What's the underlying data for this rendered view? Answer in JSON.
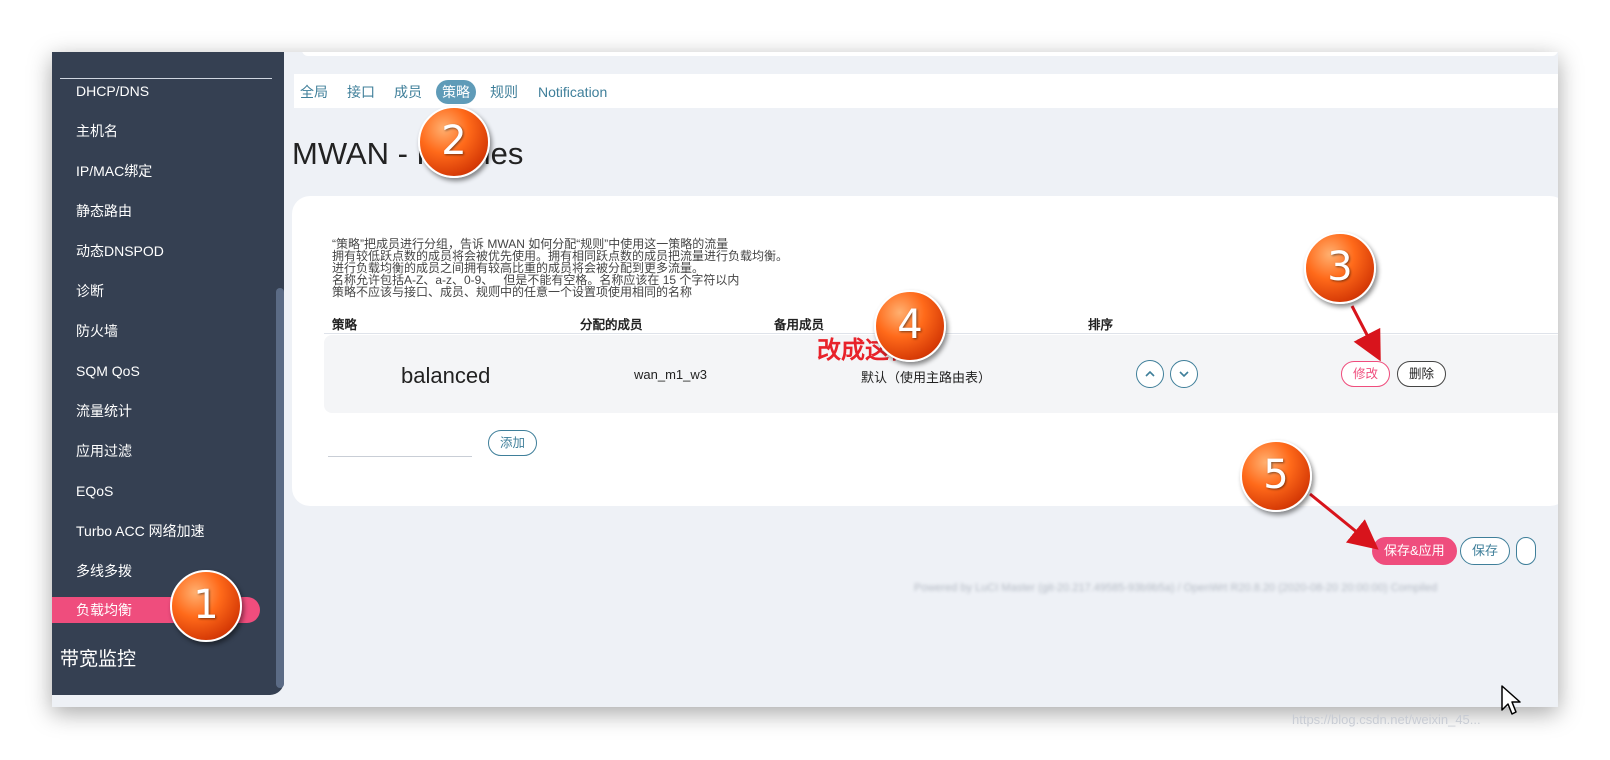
{
  "sidebar": {
    "items": [
      {
        "label": "DHCP/DNS"
      },
      {
        "label": "主机名"
      },
      {
        "label": "IP/MAC绑定"
      },
      {
        "label": "静态路由"
      },
      {
        "label": "动态DNSPOD"
      },
      {
        "label": "诊断"
      },
      {
        "label": "防火墙"
      },
      {
        "label": "SQM QoS"
      },
      {
        "label": "流量统计"
      },
      {
        "label": "应用过滤"
      },
      {
        "label": "EQoS"
      },
      {
        "label": "Turbo ACC 网络加速"
      },
      {
        "label": "多线多拨"
      },
      {
        "label": "负载均衡",
        "active": true
      }
    ],
    "section": "带宽监控"
  },
  "tabs": [
    {
      "label": "全局"
    },
    {
      "label": "接口"
    },
    {
      "label": "成员"
    },
    {
      "label": "策略",
      "active": true
    },
    {
      "label": "规则"
    },
    {
      "label": "Notification"
    }
  ],
  "page": {
    "title": "MWAN - Policies",
    "description": [
      "“策略”把成员进行分组，告诉 MWAN 如何分配“规则”中使用这一策略的流量",
      "拥有较低跃点数的成员将会被优先使用。拥有相同跃点数的成员把流量进行负载均衡。",
      "进行负载均衡的成员之间拥有较高比重的成员将会被分配到更多流量。",
      "名称允许包括A-Z、a-z、0-9、_ 但是不能有空格。名称应该在 15 个字符以内",
      "策略不应该与接口、成员、规则中的任意一个设置项使用相同的名称"
    ]
  },
  "table": {
    "headers": [
      "策略",
      "分配的成员",
      "备用成员",
      "排序"
    ],
    "rows": [
      {
        "policy": "balanced",
        "members": "wan_m1_w3",
        "fallback": "默认（使用主路由表）",
        "edit": "修改",
        "delete": "删除"
      }
    ],
    "add_label": "添加"
  },
  "actions": {
    "save_apply": "保存&应用",
    "save": "保存"
  },
  "footer": "Powered by LuCI Master (git-20.217.49585-93b9b5a) / OpenWrt R20.8.20 (2020-08-20 20:00:00) Compiled",
  "annotation": "改成这样",
  "markers": [
    "1",
    "2",
    "3",
    "4",
    "5"
  ],
  "watermark": "https://blog.csdn.net/weixin_45...",
  "icons": {
    "move_up": "chevron-up-icon",
    "move_down": "chevron-down-icon",
    "cursor": "mouse-pointer-icon"
  },
  "colors": {
    "sidebar_bg": "#354052",
    "accent_pink": "#ef4d7d",
    "accent_teal": "#3f7f9a",
    "marker_orange": "#ff6a1a",
    "annotation_red": "#e8222a"
  }
}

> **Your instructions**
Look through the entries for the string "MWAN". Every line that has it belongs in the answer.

> **Answer space**
    "title": "MWAN - Policies",
      "“策略”把成员进行分组，告诉 MWAN 如何分配“规则”中使用这一策略的流量",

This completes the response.